Agriculture, which employs around 30% of the workforce, generates 12% of the gross domestic product (as of 2018). Their main export goods are coffee, bananas, pineapples and palm oil. Most of the banana plantations on the Caribbean coast are owned by American corporations. The staple foods maize, beans, millet and rice are grown in intensively managed small businesses, the so-called minifundia. In forestry, the extensive stocks of hard and soft woods (mahogany, cedar, ebony, etc.) are hardly used.

Manufacturing generates around 27% of GDP. The processing of products from local agriculture and forestry in small businesses predominates. The largely tax-exempt contract processing industry, known as maquila, plays an important role. It mainly produces in the textile sector in the free trade zones around San Pedro Sula. The finished goods are then exported directly to the USA.

Tourism is an important economic factor. Around 850,000 foreign guests visit Honduras every year, plus around 1.0 million cruise passengers (as of 2017/18). In addition to the beaches on the Caribbean and Pacific coast, tourist attractions are primarily the Mayan ruins of Copán and the nature reserves.

A good 35% of electricity is generated in thermal power plants on the basis of imported oil, around 32% by hydropower plants, the other renewable energies such as wind power, solar energy, bioenergy and geothermal energy together make up around 24% (as of 2019)

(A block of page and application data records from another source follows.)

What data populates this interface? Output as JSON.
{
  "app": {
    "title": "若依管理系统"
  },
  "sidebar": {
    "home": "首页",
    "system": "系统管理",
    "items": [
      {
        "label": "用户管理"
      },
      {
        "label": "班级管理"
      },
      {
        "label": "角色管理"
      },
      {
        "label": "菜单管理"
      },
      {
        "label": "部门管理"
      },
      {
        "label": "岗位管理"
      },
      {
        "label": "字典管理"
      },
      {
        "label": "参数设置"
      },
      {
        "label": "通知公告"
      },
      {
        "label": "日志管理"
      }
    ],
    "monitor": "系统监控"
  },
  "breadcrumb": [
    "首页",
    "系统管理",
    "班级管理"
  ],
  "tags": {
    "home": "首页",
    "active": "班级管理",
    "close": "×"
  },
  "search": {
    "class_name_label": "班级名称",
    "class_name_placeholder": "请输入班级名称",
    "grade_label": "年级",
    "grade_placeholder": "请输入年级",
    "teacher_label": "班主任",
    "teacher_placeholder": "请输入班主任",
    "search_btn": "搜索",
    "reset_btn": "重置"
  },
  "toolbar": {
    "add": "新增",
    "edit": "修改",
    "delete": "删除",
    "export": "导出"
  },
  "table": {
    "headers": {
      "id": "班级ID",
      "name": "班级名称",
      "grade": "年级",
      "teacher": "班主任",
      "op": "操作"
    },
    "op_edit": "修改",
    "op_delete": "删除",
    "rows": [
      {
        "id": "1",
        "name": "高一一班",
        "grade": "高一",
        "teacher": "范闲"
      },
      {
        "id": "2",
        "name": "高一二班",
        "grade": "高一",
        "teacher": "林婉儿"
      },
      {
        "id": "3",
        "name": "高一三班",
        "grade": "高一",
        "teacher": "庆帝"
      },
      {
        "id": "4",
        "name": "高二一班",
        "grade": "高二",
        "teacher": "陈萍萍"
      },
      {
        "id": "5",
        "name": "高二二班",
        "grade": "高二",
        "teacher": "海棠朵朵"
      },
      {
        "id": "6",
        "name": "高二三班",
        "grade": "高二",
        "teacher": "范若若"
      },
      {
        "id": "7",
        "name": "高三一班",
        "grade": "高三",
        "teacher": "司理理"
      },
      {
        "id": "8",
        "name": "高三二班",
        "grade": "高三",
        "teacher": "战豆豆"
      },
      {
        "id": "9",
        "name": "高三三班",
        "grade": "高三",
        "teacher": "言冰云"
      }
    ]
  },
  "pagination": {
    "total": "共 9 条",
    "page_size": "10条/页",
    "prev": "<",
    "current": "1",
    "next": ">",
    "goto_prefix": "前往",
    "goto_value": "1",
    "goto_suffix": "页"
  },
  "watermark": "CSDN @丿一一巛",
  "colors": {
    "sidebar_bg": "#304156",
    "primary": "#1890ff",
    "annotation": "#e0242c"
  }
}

Due to the natural conditions, the transport network is insufficiently developed. 3 367 km of the road network are paved, 11 375 km are unsurfaced. Large areas in the northeast are not yet accessible to traffic. The originally almost 1,000 km long rail network was used in particular to transport raw materials to the seaports. It was almost completely destroyed by hurricanes. The main sea ports are Puerto Cortés on the Caribbean and San Lorenzo on the Pacific coast. International airports are in Tegucigalpa, San Pedro and La Ceiba.